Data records
· · ·
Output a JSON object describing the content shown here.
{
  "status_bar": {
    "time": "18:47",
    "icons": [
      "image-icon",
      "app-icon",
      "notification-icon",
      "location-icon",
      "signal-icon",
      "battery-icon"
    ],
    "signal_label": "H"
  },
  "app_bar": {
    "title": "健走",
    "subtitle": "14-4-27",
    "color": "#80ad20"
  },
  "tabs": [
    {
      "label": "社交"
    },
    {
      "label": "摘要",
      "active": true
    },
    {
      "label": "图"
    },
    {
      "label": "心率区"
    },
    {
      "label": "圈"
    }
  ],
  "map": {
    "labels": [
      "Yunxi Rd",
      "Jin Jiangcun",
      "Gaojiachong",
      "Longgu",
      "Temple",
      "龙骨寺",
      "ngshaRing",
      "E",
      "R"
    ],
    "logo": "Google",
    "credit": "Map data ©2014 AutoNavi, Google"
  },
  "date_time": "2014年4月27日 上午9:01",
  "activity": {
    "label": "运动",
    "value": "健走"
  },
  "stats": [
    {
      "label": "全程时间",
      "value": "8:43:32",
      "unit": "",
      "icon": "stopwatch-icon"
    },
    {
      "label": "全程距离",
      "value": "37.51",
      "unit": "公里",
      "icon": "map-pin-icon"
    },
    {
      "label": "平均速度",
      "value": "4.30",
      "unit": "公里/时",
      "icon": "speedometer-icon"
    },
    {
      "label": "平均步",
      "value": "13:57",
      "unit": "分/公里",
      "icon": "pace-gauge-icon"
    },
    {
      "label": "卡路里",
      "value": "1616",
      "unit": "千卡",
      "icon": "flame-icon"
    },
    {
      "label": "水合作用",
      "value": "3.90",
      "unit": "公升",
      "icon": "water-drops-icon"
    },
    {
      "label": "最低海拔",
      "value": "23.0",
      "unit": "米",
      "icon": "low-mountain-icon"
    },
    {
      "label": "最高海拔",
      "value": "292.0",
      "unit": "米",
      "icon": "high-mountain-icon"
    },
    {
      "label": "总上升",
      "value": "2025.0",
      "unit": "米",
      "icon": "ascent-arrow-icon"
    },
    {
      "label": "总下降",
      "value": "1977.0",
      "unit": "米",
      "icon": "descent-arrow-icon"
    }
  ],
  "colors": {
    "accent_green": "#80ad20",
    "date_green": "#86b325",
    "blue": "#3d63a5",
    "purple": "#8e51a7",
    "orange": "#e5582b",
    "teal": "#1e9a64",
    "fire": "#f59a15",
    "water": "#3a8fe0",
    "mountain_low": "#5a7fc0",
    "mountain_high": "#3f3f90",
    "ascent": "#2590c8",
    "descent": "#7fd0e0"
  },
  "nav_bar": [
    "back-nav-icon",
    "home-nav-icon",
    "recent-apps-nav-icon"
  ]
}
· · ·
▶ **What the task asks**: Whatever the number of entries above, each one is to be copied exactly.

▶ **Output of the exercise**:
Output a JSON object describing the content shown here.
{
  "status_bar": {
    "time": "18:47",
    "icons": [
      "image-icon",
      "app-icon",
      "notification-icon",
      "location-icon",
      "signal-icon",
      "battery-icon"
    ],
    "signal_label": "H"
  },
  "app_bar": {
    "title": "健走",
    "subtitle": "14-4-27",
    "color": "#80ad20"
  },
  "tabs": [
    {
      "label": "社交"
    },
    {
      "label": "摘要",
      "active": true
    },
    {
      "label": "图"
    },
    {
      "label": "心率区"
    },
    {
      "label": "圈"
    }
  ],
  "map": {
    "labels": [
      "Yunxi Rd",
      "Jin Jiangcun",
      "Gaojiachong",
      "Longgu",
      "Temple",
      "龙骨寺",
      "ngshaRing",
      "E",
      "R"
    ],
    "logo": "Google",
    "credit": "Map data ©2014 AutoNavi, Google"
  },
  "date_time": "2014年4月27日 上午9:01",
  "activity": {
    "label": "运动",
    "value": "健走"
  },
  "stats": [
    {
      "label": "全程时间",
      "value": "8:43:32",
      "unit": "",
      "icon": "stopwatch-icon"
    },
    {
      "label": "全程距离",
      "value": "37.51",
      "unit": "公里",
      "icon": "map-pin-icon"
    },
    {
      "label": "平均速度",
      "value": "4.30",
      "unit": "公里/时",
      "icon": "speedometer-icon"
    },
    {
      "label": "平均步",
      "value": "13:57",
      "unit": "分/公里",
      "icon": "pace-gauge-icon"
    },
    {
      "label": "卡路里",
      "value": "1616",
      "unit": "千卡",
      "icon": "flame-icon"
    },
    {
      "label": "水合作用",
      "value": "3.90",
      "unit": "公升",
      "icon": "water-drops-icon"
    },
    {
      "label": "最低海拔",
      "value": "23.0",
      "unit": "米",
      "icon": "low-mountain-icon"
    },
    {
      "label": "最高海拔",
      "value": "292.0",
      "unit": "米",
      "icon": "high-mountain-icon"
    },
    {
      "label": "总上升",
      "value": "2025.0",
      "unit": "米",
      "icon": "ascent-arrow-icon"
    },
    {
      "label": "总下降",
      "value": "1977.0",
      "unit": "米",
      "icon": "descent-arrow-icon"
    }
  ],
  "colors": {
    "accent_green": "#80ad20",
    "date_green": "#86b325",
    "blue": "#3d63a5",
    "purple": "#8e51a7",
    "orange": "#e5582b",
    "teal": "#1e9a64",
    "fire": "#f59a15",
    "water": "#3a8fe0",
    "mountain_low": "#5a7fc0",
    "mountain_high": "#3f3f90",
    "ascent": "#2590c8",
    "descent": "#7fd0e0"
  },
  "nav_bar": [
    "back-nav-icon",
    "home-nav-icon",
    "recent-apps-nav-icon"
  ]
}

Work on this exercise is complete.